Start of Data for analysis

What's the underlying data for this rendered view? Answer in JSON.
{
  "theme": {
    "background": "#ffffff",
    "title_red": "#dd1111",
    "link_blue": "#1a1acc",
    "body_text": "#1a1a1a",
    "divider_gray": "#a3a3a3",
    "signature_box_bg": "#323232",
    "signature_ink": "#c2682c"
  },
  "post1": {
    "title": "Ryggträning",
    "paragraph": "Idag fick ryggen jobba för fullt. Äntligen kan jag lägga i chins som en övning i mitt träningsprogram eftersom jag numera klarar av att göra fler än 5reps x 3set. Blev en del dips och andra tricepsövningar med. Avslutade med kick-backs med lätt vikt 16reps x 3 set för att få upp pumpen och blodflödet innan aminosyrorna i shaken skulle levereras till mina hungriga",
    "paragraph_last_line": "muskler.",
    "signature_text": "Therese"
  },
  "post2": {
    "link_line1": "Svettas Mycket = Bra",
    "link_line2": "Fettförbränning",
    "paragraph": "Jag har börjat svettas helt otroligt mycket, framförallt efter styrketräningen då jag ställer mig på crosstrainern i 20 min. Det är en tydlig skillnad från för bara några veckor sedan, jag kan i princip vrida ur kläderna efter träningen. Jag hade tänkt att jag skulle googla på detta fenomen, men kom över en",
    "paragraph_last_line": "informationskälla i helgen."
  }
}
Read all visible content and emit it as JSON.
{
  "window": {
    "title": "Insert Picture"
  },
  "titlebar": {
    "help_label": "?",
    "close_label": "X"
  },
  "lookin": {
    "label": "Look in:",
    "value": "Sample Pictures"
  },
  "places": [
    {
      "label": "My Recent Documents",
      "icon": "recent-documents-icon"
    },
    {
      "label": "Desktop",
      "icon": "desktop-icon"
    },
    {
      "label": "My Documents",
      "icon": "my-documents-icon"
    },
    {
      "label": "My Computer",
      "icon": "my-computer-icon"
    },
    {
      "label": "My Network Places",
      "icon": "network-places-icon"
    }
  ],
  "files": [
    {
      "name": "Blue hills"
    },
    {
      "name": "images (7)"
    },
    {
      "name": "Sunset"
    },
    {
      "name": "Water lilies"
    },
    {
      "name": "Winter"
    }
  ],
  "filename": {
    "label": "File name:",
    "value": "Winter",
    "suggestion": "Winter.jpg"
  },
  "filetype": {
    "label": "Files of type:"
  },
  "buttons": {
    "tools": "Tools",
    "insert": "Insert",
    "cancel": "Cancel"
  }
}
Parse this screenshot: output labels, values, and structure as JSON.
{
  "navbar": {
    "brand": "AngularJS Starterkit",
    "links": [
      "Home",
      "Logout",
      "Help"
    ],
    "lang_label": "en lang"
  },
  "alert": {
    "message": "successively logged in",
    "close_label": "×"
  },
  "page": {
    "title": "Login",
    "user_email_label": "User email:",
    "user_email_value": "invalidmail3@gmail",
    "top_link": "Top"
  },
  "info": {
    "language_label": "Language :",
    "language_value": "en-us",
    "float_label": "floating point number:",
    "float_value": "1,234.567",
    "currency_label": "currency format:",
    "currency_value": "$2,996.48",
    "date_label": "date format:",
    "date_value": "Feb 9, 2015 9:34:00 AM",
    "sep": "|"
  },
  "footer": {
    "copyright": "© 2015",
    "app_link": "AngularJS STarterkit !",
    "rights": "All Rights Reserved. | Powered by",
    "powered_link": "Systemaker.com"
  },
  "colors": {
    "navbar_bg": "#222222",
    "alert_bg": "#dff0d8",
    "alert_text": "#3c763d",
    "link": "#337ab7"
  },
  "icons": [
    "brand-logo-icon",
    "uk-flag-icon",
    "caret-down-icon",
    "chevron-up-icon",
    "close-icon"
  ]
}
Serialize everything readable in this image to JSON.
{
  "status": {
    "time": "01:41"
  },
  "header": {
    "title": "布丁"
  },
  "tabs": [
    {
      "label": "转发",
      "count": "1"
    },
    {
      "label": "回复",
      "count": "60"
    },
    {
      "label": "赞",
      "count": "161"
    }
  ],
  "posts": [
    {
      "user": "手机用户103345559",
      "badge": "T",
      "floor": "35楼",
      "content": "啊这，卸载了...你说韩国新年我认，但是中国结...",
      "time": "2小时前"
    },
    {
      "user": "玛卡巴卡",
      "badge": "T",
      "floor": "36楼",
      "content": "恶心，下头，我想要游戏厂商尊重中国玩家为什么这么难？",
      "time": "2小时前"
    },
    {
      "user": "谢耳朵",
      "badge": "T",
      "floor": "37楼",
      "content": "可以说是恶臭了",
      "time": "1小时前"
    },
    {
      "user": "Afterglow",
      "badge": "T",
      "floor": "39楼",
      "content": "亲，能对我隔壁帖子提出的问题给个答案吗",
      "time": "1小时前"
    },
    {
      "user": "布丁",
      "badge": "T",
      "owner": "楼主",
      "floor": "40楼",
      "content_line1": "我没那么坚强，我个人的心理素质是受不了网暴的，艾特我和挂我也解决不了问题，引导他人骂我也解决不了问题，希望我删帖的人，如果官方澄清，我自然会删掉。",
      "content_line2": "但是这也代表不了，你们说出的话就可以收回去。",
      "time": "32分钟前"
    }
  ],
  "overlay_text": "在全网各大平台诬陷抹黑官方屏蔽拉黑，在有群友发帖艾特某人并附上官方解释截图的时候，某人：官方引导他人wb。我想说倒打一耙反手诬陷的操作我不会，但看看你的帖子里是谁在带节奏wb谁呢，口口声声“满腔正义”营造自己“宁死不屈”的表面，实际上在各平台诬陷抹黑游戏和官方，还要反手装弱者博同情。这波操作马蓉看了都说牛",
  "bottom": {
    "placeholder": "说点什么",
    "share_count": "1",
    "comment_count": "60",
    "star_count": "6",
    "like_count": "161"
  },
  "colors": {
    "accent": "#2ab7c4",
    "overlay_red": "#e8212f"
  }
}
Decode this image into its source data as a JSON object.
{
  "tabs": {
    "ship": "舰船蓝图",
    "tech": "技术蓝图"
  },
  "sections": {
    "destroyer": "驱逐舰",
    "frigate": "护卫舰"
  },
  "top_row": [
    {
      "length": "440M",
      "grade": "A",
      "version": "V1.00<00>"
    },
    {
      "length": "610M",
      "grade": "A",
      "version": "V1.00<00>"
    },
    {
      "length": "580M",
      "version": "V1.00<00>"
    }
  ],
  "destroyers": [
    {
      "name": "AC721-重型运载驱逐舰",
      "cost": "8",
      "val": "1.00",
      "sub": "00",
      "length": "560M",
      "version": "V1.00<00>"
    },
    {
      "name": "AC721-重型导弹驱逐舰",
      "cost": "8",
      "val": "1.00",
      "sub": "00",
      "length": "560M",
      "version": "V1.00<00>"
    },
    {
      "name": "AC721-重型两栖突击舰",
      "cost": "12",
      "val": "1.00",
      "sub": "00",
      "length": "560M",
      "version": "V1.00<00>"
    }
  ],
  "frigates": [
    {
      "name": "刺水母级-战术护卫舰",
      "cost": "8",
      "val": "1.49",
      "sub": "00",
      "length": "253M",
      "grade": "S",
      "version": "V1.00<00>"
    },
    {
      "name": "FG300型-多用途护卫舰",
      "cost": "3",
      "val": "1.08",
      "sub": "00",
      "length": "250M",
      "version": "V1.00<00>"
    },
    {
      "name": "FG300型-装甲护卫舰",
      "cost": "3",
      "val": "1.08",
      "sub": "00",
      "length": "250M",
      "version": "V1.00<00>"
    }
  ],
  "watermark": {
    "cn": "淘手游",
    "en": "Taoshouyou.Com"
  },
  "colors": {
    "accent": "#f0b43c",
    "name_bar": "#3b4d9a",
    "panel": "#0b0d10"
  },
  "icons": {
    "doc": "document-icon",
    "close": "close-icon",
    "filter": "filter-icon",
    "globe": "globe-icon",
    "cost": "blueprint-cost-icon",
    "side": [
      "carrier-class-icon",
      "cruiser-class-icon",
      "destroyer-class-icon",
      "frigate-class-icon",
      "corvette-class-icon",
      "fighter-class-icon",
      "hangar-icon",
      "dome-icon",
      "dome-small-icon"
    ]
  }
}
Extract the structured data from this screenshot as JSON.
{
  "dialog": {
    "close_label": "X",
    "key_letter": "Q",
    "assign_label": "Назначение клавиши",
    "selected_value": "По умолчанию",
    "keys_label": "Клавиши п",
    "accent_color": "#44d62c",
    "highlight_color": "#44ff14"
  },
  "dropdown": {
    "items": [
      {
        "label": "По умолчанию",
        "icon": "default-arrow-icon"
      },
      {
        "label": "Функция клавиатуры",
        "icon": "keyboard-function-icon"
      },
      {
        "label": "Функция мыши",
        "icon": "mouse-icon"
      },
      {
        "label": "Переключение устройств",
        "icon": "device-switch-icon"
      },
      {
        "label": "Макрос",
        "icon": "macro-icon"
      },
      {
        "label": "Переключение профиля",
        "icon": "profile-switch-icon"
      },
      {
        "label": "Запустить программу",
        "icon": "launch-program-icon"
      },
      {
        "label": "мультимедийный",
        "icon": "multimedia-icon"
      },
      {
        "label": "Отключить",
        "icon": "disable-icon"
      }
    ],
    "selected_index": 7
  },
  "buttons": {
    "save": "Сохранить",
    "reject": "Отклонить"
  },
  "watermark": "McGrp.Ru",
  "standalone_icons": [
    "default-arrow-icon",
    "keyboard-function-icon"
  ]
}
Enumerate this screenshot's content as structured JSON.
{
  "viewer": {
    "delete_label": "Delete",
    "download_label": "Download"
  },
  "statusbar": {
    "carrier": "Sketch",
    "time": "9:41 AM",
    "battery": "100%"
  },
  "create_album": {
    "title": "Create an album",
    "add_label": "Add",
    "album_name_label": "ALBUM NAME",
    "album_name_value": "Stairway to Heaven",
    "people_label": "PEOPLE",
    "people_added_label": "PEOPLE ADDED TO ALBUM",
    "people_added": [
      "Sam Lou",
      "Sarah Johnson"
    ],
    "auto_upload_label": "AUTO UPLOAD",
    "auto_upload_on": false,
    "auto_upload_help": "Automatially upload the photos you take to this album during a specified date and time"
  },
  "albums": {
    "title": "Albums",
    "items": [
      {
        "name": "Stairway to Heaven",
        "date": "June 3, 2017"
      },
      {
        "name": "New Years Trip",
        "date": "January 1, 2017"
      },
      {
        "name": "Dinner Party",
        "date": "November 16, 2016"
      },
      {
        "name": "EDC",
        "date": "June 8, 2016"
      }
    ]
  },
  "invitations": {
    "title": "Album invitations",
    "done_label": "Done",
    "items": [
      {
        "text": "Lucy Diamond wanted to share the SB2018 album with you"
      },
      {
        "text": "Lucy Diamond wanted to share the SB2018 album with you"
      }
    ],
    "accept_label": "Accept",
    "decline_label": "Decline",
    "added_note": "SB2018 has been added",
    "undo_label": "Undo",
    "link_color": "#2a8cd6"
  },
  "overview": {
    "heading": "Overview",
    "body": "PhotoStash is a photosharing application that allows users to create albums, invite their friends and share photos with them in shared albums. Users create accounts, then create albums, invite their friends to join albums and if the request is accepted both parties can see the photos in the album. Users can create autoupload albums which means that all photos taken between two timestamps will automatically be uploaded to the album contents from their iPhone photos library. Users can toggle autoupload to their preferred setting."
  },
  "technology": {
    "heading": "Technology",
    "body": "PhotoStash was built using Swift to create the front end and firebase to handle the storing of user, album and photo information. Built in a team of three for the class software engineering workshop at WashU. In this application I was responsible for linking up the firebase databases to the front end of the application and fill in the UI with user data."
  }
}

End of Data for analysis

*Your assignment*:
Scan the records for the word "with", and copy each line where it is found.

*Your solution*:
        "text": "Lucy Diamond wanted to share the SB2018 album with you"
        "text": "Lucy Diamond wanted to share the SB2018 album with you"
    "body": "PhotoStash is a photosharing application that allows users to create albums, invite their friends and share photos with them in shared albums. Users create accounts, then create albums, invite their friends to join albums and if the request is accepted both parties can see the photos in the album. Users can create autoupload albums which means that all photos taken between two timestamps will automatically be uploaded to the album contents from their iPhone photos library. Users can toggle autoupload to their preferred setting."
    "body": "PhotoStash was built using Swift to create the front end and firebase to handle the storing of user, album and photo information. Built in a team of three for the class software engineering workshop at WashU. In this application I was responsible for linking up the firebase databases to the front end of the application and fill in the UI with user data."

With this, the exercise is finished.